[Element data from apps and pages]
[Start of Attachment]

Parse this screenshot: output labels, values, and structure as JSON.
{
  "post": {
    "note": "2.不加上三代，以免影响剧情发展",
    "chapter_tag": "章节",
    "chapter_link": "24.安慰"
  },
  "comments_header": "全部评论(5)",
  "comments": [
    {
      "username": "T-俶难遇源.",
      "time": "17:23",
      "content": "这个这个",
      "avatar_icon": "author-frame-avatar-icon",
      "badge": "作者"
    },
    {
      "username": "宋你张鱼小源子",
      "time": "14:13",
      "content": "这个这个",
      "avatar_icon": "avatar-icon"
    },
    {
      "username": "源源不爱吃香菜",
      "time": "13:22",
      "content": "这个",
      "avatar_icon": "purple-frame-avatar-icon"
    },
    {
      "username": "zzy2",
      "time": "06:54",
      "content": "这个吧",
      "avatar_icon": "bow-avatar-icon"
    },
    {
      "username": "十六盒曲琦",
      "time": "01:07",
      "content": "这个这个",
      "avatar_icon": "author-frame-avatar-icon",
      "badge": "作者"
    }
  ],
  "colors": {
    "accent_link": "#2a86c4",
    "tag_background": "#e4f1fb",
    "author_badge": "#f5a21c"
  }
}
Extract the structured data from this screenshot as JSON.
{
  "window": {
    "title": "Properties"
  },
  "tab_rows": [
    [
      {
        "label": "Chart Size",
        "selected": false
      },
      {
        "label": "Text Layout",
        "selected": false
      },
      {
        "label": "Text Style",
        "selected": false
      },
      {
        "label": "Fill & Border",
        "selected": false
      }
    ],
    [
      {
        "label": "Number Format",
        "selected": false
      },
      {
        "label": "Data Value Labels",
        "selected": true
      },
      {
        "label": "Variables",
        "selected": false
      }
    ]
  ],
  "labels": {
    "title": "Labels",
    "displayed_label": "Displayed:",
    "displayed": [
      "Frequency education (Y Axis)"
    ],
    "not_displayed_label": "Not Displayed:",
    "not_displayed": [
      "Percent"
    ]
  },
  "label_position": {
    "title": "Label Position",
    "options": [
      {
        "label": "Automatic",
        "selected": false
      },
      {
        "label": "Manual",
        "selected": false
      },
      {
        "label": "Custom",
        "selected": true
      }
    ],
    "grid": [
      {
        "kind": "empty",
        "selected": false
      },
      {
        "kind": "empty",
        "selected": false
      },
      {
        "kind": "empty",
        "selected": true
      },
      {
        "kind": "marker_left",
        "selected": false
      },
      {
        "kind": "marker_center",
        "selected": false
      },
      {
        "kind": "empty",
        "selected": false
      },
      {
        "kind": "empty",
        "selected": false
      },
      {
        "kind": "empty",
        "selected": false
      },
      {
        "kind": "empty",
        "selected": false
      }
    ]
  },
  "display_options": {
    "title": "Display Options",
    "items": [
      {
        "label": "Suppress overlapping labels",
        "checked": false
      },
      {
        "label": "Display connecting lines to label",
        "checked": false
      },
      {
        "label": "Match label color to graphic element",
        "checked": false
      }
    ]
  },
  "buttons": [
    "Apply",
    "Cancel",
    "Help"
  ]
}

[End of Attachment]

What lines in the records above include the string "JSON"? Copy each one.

Parse this screenshot: output labels, values, and structure as JSON.
Extract the structured data from this screenshot as JSON.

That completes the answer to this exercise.